Externally, the cluster subsidiaries of multinational firms become nodes in global cluster networks and take the lead in facilitating knowledge sharing processes between multinationals and local industrial communities. This is because they show both: geographical proximity with local competitors as well as organizational connections with distant units of the same multinational structure. Cluster-based FDI affiliates can tap into local knowledge pools, but also interact with the global organizational networks of their multinational corporations. Since learning is a mutual process, clusters also benefit from the existence of cross-cluster multinationals that create pipelines, channeling external knowledge into local communities.
At this point, we may ask whether the idea of global cluster networks can shed some light on the different situations that Blackberry and Huawei are currently facing. While both are complex cases, our conception indeed offers some relevant explanation to understand their recent development. Although Blackberry used to be very successful internationally, it was always quite a local firm. Its research and even production facilities are strongly concentrated around its Waterloo/Toronto headquarter region – i.e. a fact that has become the company’s pride. To find talented engineers outside the local community was difficult but did not appear crucial, as the supply of local talent from one of Canada’s leading tech universities was endless. Although there are many reasons for the decline of Blackberry, its isolation in a peripheral cluster, despite its initially highly innovative nature, contributed to growing bureaucracy and ignorance of fundamental changes in the smartphone industry.
Compared to Waterloo, Shenzhen is an IT cluster with a relatively weak local knowledge base, with no leading research university close-by. Turning this disadvantage into an advantage, Huawei adopted a global innovation strategy by establishing global research centers in many countries and thus tapping into varied knowledge pools. These centers are mostly located in innovative clusters. It is precisely the long-term engagement in such cluster networks that plays an important role for Huawei’s success: being already 20 years in Silicon Valley, 15 years in Bangalore and Dallas, and now 4 years in Ottawa. By being in major places of innovative ideas in the telecom world, Huawei has localized its research centers globally to match the strength of these embedded clusters. Through this, it has been able to integrate dynamic research nodes into a strong global knowledge network that constitutes the firm’s success – now and probably also in the future.
Harald Bathelt and Peng-Fei Li are the authors of the paper ‘Global cluster networks—foreign direct investment flows from Canada to China‘, published in the Journal of Economic Geography. This blog post first appeared on LSE’s USApp blog.

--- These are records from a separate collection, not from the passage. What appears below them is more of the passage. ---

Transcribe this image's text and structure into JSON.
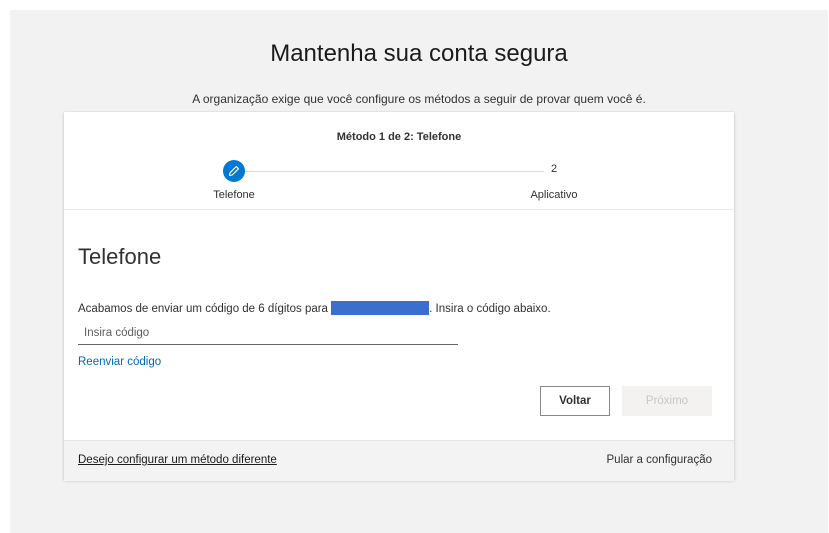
{
  "header": {
    "title": "Mantenha sua conta segura",
    "subtitle": "A organização exige que você configure os métodos a seguir de provar quem você é."
  },
  "progress": {
    "title": "Método 1 de 2: Telefone",
    "steps": [
      {
        "label": "Telefone",
        "icon": "pencil-icon",
        "state": "current"
      },
      {
        "number": "2",
        "label": "Aplicativo",
        "state": "pending"
      }
    ]
  },
  "main": {
    "heading": "Telefone",
    "instruction_before": "Acabamos de enviar um código de 6 dígitos para",
    "instruction_after": ". Insira o código abaixo.",
    "code_input": {
      "placeholder": "Insira código",
      "value": ""
    },
    "resend_label": "Reenviar código",
    "back_label": "Voltar",
    "next_label": "Próximo"
  },
  "footer": {
    "different_method_label": "Desejo configurar um método diferente",
    "skip_label": "Pular a configuração"
  },
  "colors": {
    "accent": "#0078d4",
    "link": "#0067b8",
    "redaction": "#3a6fd0",
    "disabled_bg": "#f3f2f1"
  }
}
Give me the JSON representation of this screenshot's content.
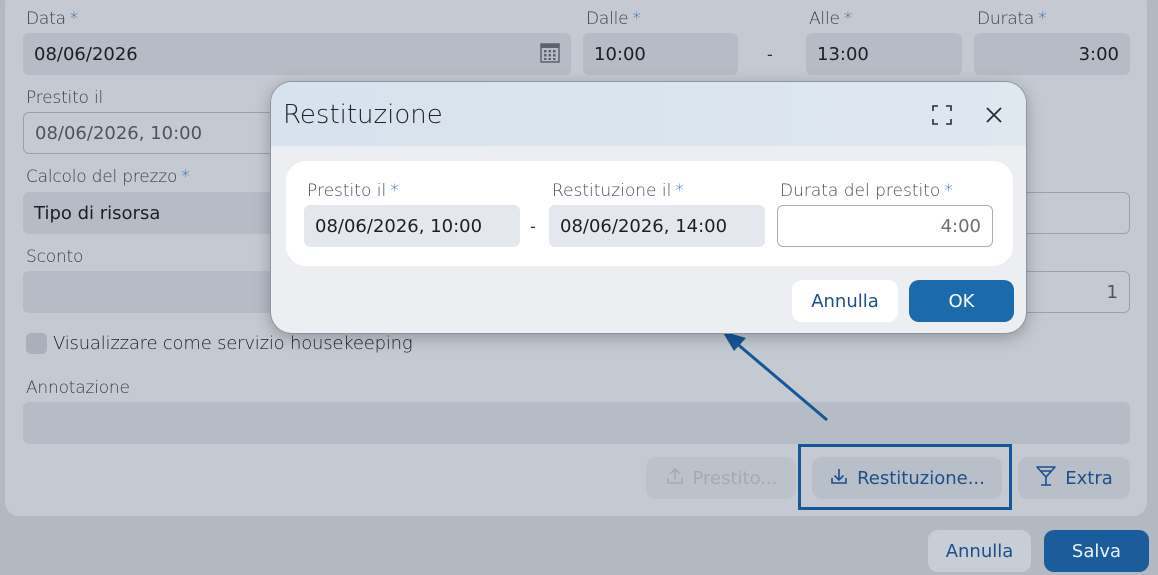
{
  "form": {
    "data_label": "Data",
    "data_value": "08/06/2026",
    "dalle_label": "Dalle",
    "dalle_value": "10:00",
    "range_dash": "-",
    "alle_label": "Alle",
    "alle_value": "13:00",
    "durata_label": "Durata",
    "durata_value": "3:00",
    "prestito_label": "Prestito il",
    "prestito_value": "08/06/2026, 10:00",
    "calcolo_label": "Calcolo del prezzo",
    "calcolo_value": "Tipo di risorsa",
    "sconto_label": "Sconto",
    "quantity_value": "1",
    "housekeeping_label": "Visualizzare come servizio housekeeping",
    "annotazione_label": "Annotazione",
    "required_mark": "*"
  },
  "actions": {
    "prestito_button": "Prestito...",
    "restituzione_button": "Restituzione...",
    "extra_button": "Extra",
    "annulla_button": "Annulla",
    "salva_button": "Salva"
  },
  "dialog": {
    "title": "Restituzione",
    "prestito_label": "Prestito il",
    "prestito_value": "08/06/2026, 10:00",
    "dash": "-",
    "restituzione_label": "Restituzione il",
    "restituzione_value": "08/06/2026, 14:00",
    "durata_label": "Durata del prestito",
    "durata_placeholder": "4:00",
    "annulla_button": "Annulla",
    "ok_button": "OK"
  },
  "icons": {
    "calendar": "calendar-icon",
    "maximize": "maximize-icon",
    "close": "close-icon",
    "upload": "upload-icon",
    "download": "download-icon",
    "cocktail": "cocktail-icon"
  },
  "colors": {
    "accent": "#1a5c9c",
    "required": "#2260a8",
    "callout": "#14589a"
  }
}
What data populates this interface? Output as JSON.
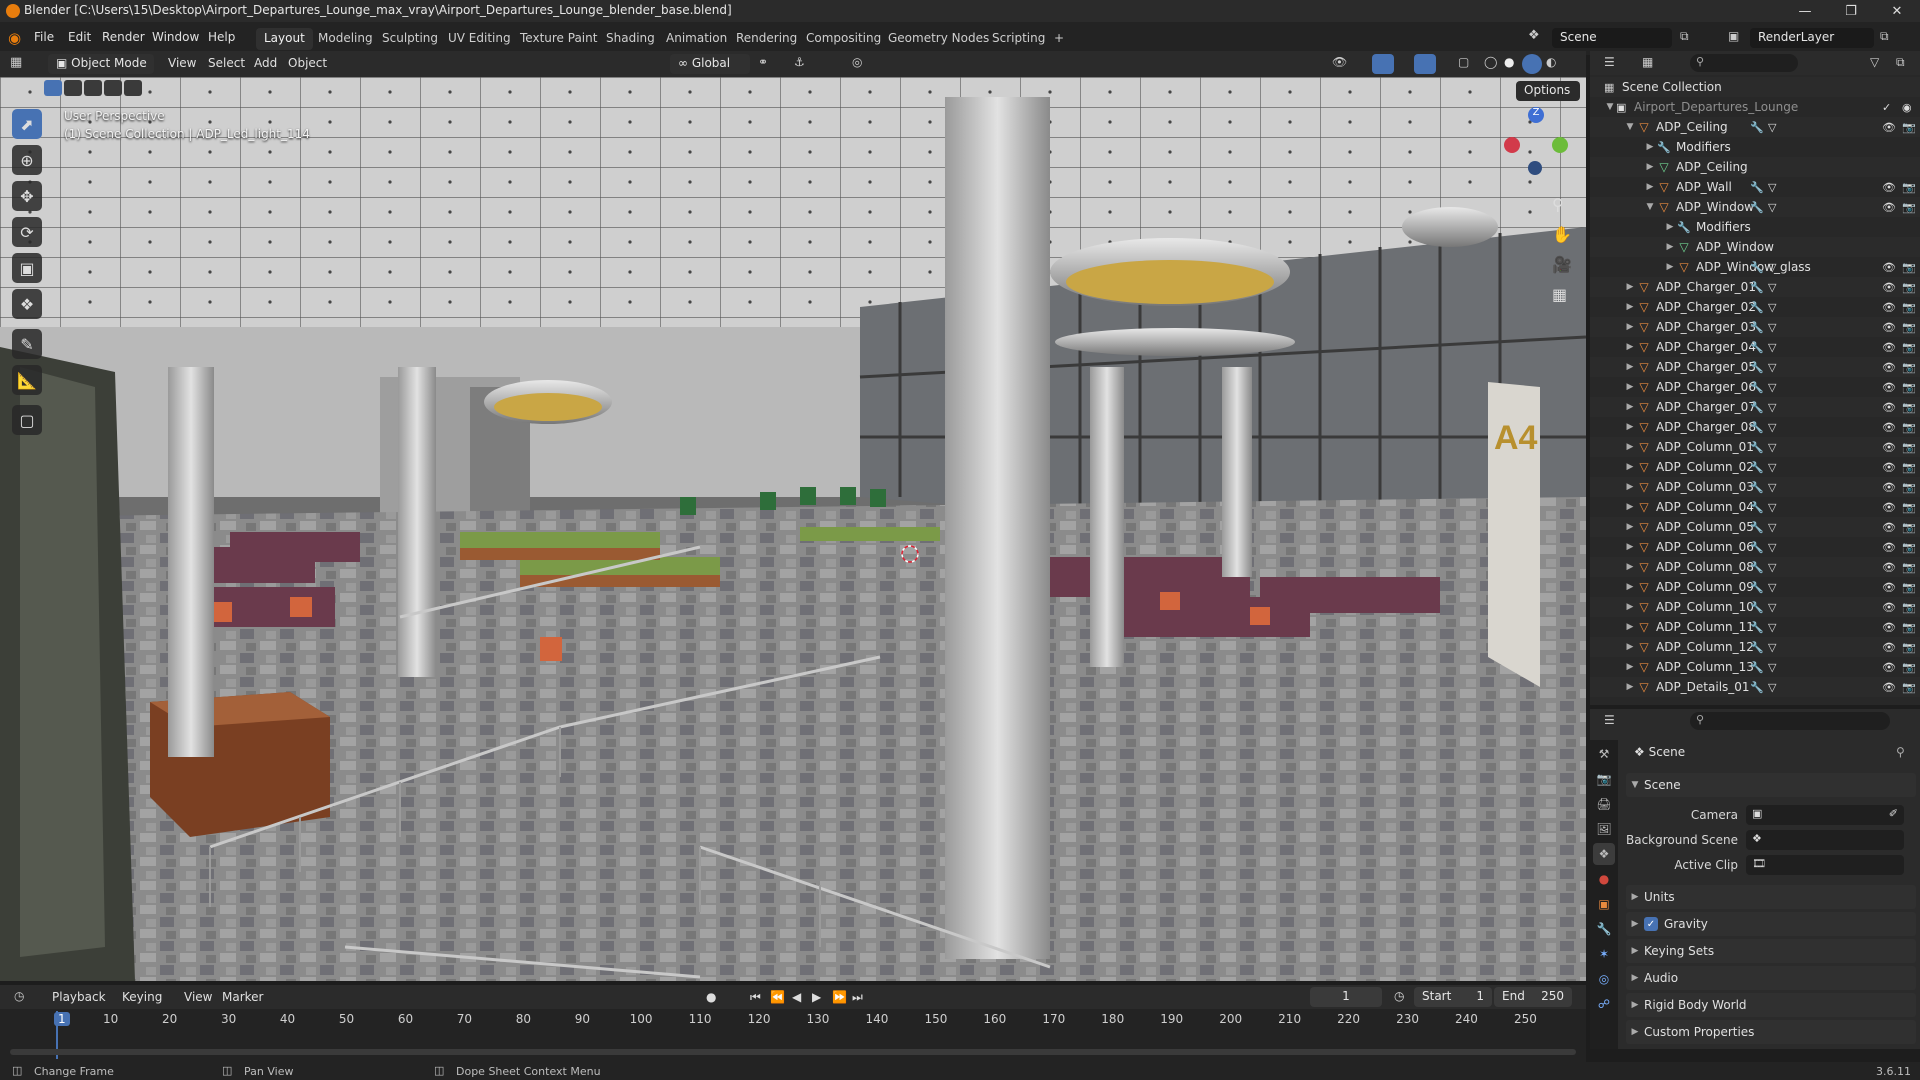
{
  "titlebar": {
    "title": "Blender [C:\\Users\\15\\Desktop\\Airport_Departures_Lounge_max_vray\\Airport_Departures_Lounge_blender_base.blend]"
  },
  "menu": {
    "items": [
      "File",
      "Edit",
      "Render",
      "Window",
      "Help"
    ],
    "workspaces": [
      "Layout",
      "Modeling",
      "Sculpting",
      "UV Editing",
      "Texture Paint",
      "Shading",
      "Animation",
      "Rendering",
      "Compositing",
      "Geometry Nodes",
      "Scripting"
    ],
    "active_workspace": "Layout",
    "add_tab": "+",
    "scene": "Scene",
    "render_layer": "RenderLayer"
  },
  "viewport_header": {
    "mode": "Object Mode",
    "menus": [
      "View",
      "Select",
      "Add",
      "Object"
    ],
    "orientation": "Global",
    "options": "Options"
  },
  "viewport": {
    "perspective": "User Perspective",
    "collection_info": "(1) Scene Collection | ADP_Led_light_114",
    "gate_sign": "A4",
    "gizmo": {
      "z": "Z"
    }
  },
  "outliner": {
    "root": "Scene Collection",
    "collection": "Airport_Departures_Lounge",
    "items": [
      {
        "label": "ADP_Ceiling",
        "indent": 1,
        "expanded": true,
        "type": "object"
      },
      {
        "label": "Modifiers",
        "indent": 2,
        "expanded": false,
        "type": "modifier"
      },
      {
        "label": "ADP_Ceiling",
        "indent": 2,
        "expanded": false,
        "type": "mesh"
      },
      {
        "label": "ADP_Wall",
        "indent": 2,
        "expanded": false,
        "type": "object"
      },
      {
        "label": "ADP_Window",
        "indent": 2,
        "expanded": true,
        "type": "object"
      },
      {
        "label": "Modifiers",
        "indent": 3,
        "expanded": false,
        "type": "modifier"
      },
      {
        "label": "ADP_Window",
        "indent": 3,
        "expanded": false,
        "type": "mesh"
      },
      {
        "label": "ADP_Window_glass",
        "indent": 3,
        "expanded": false,
        "type": "object"
      },
      {
        "label": "ADP_Charger_01",
        "indent": 1,
        "expanded": false,
        "type": "object"
      },
      {
        "label": "ADP_Charger_02",
        "indent": 1,
        "expanded": false,
        "type": "object"
      },
      {
        "label": "ADP_Charger_03",
        "indent": 1,
        "expanded": false,
        "type": "object"
      },
      {
        "label": "ADP_Charger_04",
        "indent": 1,
        "expanded": false,
        "type": "object"
      },
      {
        "label": "ADP_Charger_05",
        "indent": 1,
        "expanded": false,
        "type": "object"
      },
      {
        "label": "ADP_Charger_06",
        "indent": 1,
        "expanded": false,
        "type": "object"
      },
      {
        "label": "ADP_Charger_07",
        "indent": 1,
        "expanded": false,
        "type": "object"
      },
      {
        "label": "ADP_Charger_08",
        "indent": 1,
        "expanded": false,
        "type": "object"
      },
      {
        "label": "ADP_Column_01",
        "indent": 1,
        "expanded": false,
        "type": "object"
      },
      {
        "label": "ADP_Column_02",
        "indent": 1,
        "expanded": false,
        "type": "object"
      },
      {
        "label": "ADP_Column_03",
        "indent": 1,
        "expanded": false,
        "type": "object"
      },
      {
        "label": "ADP_Column_04",
        "indent": 1,
        "expanded": false,
        "type": "object"
      },
      {
        "label": "ADP_Column_05",
        "indent": 1,
        "expanded": false,
        "type": "object"
      },
      {
        "label": "ADP_Column_06",
        "indent": 1,
        "expanded": false,
        "type": "object"
      },
      {
        "label": "ADP_Column_08",
        "indent": 1,
        "expanded": false,
        "type": "object"
      },
      {
        "label": "ADP_Column_09",
        "indent": 1,
        "expanded": false,
        "type": "object"
      },
      {
        "label": "ADP_Column_10",
        "indent": 1,
        "expanded": false,
        "type": "object"
      },
      {
        "label": "ADP_Column_11",
        "indent": 1,
        "expanded": false,
        "type": "object"
      },
      {
        "label": "ADP_Column_12",
        "indent": 1,
        "expanded": false,
        "type": "object"
      },
      {
        "label": "ADP_Column_13",
        "indent": 1,
        "expanded": false,
        "type": "object"
      },
      {
        "label": "ADP_Details_01",
        "indent": 1,
        "expanded": false,
        "type": "object"
      }
    ]
  },
  "properties": {
    "header": "Scene",
    "panel_scene": "Scene",
    "camera_label": "Camera",
    "background_scene_label": "Background Scene",
    "active_clip_label": "Active Clip",
    "subpanels": [
      "Units",
      "Gravity",
      "Keying Sets",
      "Audio",
      "Rigid Body World",
      "Custom Properties"
    ],
    "gravity_checked": true
  },
  "timeline": {
    "menus": [
      "Playback",
      "Keying",
      "View",
      "Marker"
    ],
    "current_frame": "1",
    "start_label": "Start",
    "start": "1",
    "end_label": "End",
    "end": "250",
    "ticks": [
      "1",
      "10",
      "20",
      "30",
      "40",
      "50",
      "60",
      "70",
      "80",
      "90",
      "100",
      "110",
      "120",
      "130",
      "140",
      "150",
      "160",
      "170",
      "180",
      "190",
      "200",
      "210",
      "220",
      "230",
      "240",
      "250"
    ]
  },
  "statusbar": {
    "hints": [
      "Change Frame",
      "Pan View",
      "Dope Sheet Context Menu"
    ],
    "version": "3.6.11"
  },
  "colors": {
    "accent": "#4772b3",
    "object_icon": "#e88a3e",
    "mesh_icon": "#6fd18f",
    "modifier_icon": "#7ab0ff"
  }
}
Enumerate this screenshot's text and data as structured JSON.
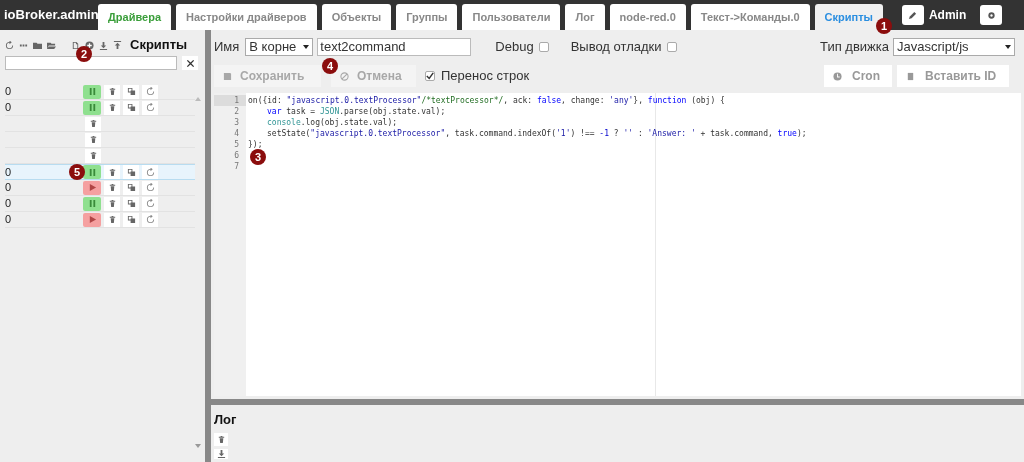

The aims of the Journal of Economic Geography are to redefine and reinvigorate the intersection between economics and geography, and to provide a world-class journal in the field. The journal is steered by a distinguished team of Editors and an Editorial Board, drawn equally from the two disciplines. It publishes original academic research and discussion of the highest scholarly standard in the field of ‘economic geography’ broadly defined.